This pattern is also an old favorite, McCall's 3073, which I have used over and over again. In its' original form it is super easy to cut out and sew. The pattern has only five pieces; front, back, sleeve, neck facing and front facing and it sews together really fast!

Have you ever used the permanent pattern material that's available? I really like it! Once you have made a copy of your favorite pattern with all the changes you want, you have a pattern that doesn't rip, wrinkle or tear like the tissue paper found in most clothing pattern envelopes. AND, the best part of all - it doesn't move around on the fabric once you've placed it. No Pins! I use a few large washers to keep it on the straight of grain, but that's all. It's so easy to cut the pattern out, I just zip right through it.

Since the black linen/rayon blend provides such a nice contrast to the colorful applique, I sewed these animals on as if they are tumbling down from G-d's own hand to find a place in this part of the universe. I like the way the colors really stand out.

The back of the jacket shows a styelized(spelling?) Tree of Life giving this art to wear a hint of Genesis 1:1.

One of the things I did to this pattern before I made this jacket was to take it apart so I could sew together blocks of contrasting color.

Of course the front is easy, just cut one of each side from two different colors. For the back, I made two half patterns by adding a 5/8 inch seam to the middle fold line. I did the same thing with the sleeves. I folded them in half and made a half pattern with a 5/8 inche seam along the top edge.

Since this is such a easy fit pattern, I didn't have to worry about how the sleeve would sew into the front and back. It's not at all fitted, so it sews in perfectly if you add the sleeve right after you sew together the front and back at the shoulder.

To add more color and to make the thing look more rustic, I sewed all the seams facing the outside and finished them off with red thread in my serger. This took a little planning because I am so used to sewing everything right sides together. In fact, this was one of the few projects that I actually planned out before I cut and sewed. I did sew the facings on in the standard fashion, but I used red thread to top stitch all around.

When cutting, I had to make sure the colors would be opposite when the parts were sewn together.
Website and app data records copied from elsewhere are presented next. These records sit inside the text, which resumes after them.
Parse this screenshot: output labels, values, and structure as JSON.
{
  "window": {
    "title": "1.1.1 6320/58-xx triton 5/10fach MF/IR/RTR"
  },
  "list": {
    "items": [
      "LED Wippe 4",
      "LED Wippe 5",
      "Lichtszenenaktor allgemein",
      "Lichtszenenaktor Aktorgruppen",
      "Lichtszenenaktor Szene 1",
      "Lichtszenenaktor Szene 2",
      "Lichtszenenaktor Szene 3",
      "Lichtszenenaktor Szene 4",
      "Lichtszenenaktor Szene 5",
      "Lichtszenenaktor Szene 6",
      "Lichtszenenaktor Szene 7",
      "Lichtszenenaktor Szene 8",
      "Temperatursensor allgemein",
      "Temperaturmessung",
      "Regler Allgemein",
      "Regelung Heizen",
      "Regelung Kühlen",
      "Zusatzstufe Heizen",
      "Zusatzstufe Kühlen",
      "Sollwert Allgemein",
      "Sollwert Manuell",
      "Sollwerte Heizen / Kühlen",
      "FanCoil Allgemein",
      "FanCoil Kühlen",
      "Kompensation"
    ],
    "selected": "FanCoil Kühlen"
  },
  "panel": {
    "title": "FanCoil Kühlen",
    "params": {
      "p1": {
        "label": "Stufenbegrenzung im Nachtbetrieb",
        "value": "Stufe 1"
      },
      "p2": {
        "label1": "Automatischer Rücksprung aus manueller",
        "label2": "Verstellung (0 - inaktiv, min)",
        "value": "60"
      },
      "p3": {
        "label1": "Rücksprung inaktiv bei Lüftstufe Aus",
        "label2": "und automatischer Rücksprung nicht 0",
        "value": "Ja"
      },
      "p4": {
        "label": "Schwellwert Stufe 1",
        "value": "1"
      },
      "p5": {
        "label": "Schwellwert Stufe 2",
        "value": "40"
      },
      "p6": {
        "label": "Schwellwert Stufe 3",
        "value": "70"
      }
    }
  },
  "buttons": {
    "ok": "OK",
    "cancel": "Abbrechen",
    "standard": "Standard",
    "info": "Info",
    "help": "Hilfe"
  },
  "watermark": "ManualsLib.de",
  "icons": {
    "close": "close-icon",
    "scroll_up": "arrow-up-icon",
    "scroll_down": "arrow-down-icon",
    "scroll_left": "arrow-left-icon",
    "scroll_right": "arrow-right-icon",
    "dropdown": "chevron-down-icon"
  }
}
I drew out the jacket on a piece of paper and then numbered the pattern before I cut out each piece. That will save me time in the future when I want to make another version of this piece.
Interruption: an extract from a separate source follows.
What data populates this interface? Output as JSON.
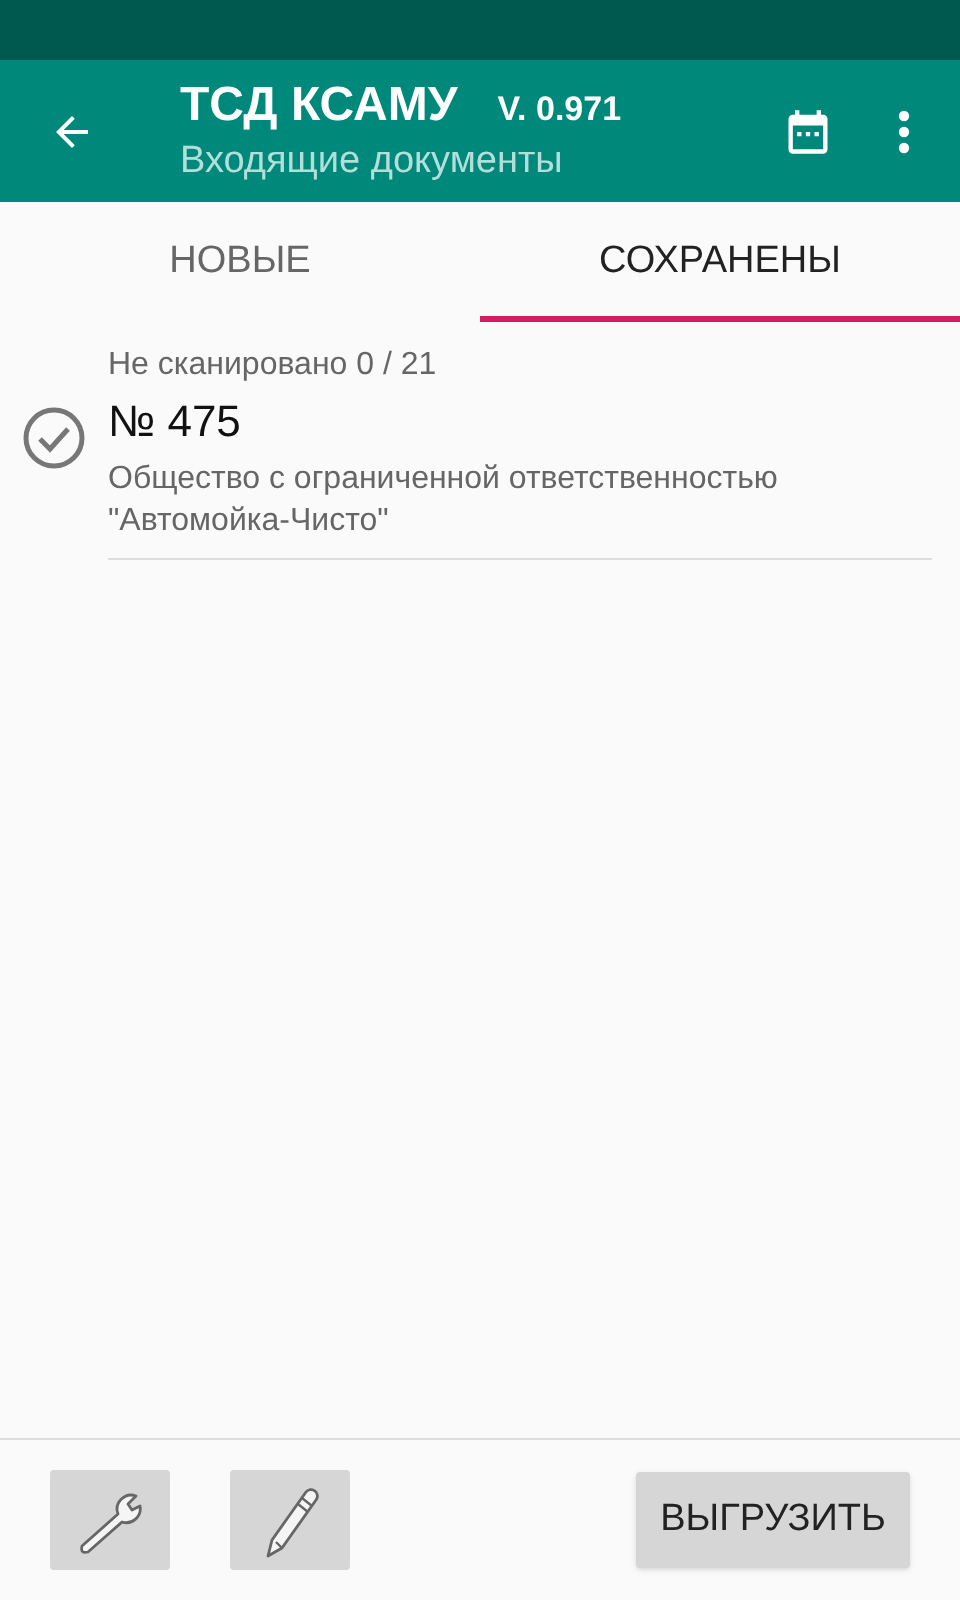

This is a closeup of the sleeve cuff. After folding it up, I added this heart applique to keep it up and I really am proud of myself... I didn't fold over the patch, I just sewed it on as is. As it frays it will be more "interesting".

Even my husband was surprised to see all of these unfinished edges. With threads already coming loose, he said, "Did you mean to do it like that?"

Mission Accomplished!

Thursday, January 24, 2008

Animal Applique Skirt

It seems I am now obsessed with applique.

This bias A-line skirt is a nice linen/rayon blend that is really easy to sew. I've made several of this McCall's 2172 and I like it because it's a bit narrower at the hem than McCall's 2255.

This is the front.

My usual approach to things is to try to make whatever it is in the usual way; neat, clean- edged and perfect. No messy, untrained or unkempt look to the project at all.

However, this past year or two I have been trying my darndest to loosen up! This skirt is one of those projects. Instead of trying to applique these animals onto the skirt itself, I just slapped them on some gorgeous batik rectangles and zigzagged in a loose stitch setting.

This is the back of the skirt.

One pass around the unturned edges with an open zigzag is really enough to keep the applique in place. And, it takes a whole lot less time to get each motif done. Nice!

After I had a pile of animals sewn onto the four different batik prints, I just sewed them onto the skirt with a straight stitch. I didn't even hem the rectangles.

I am so proud of myself! I am letting these fabric squares ravel and wrinkle and just do what soft cotton fabric likes to do.
And, boy oh boy, do I like this skirt?


It looks almost as if a newbie made it and that is just what I was going for.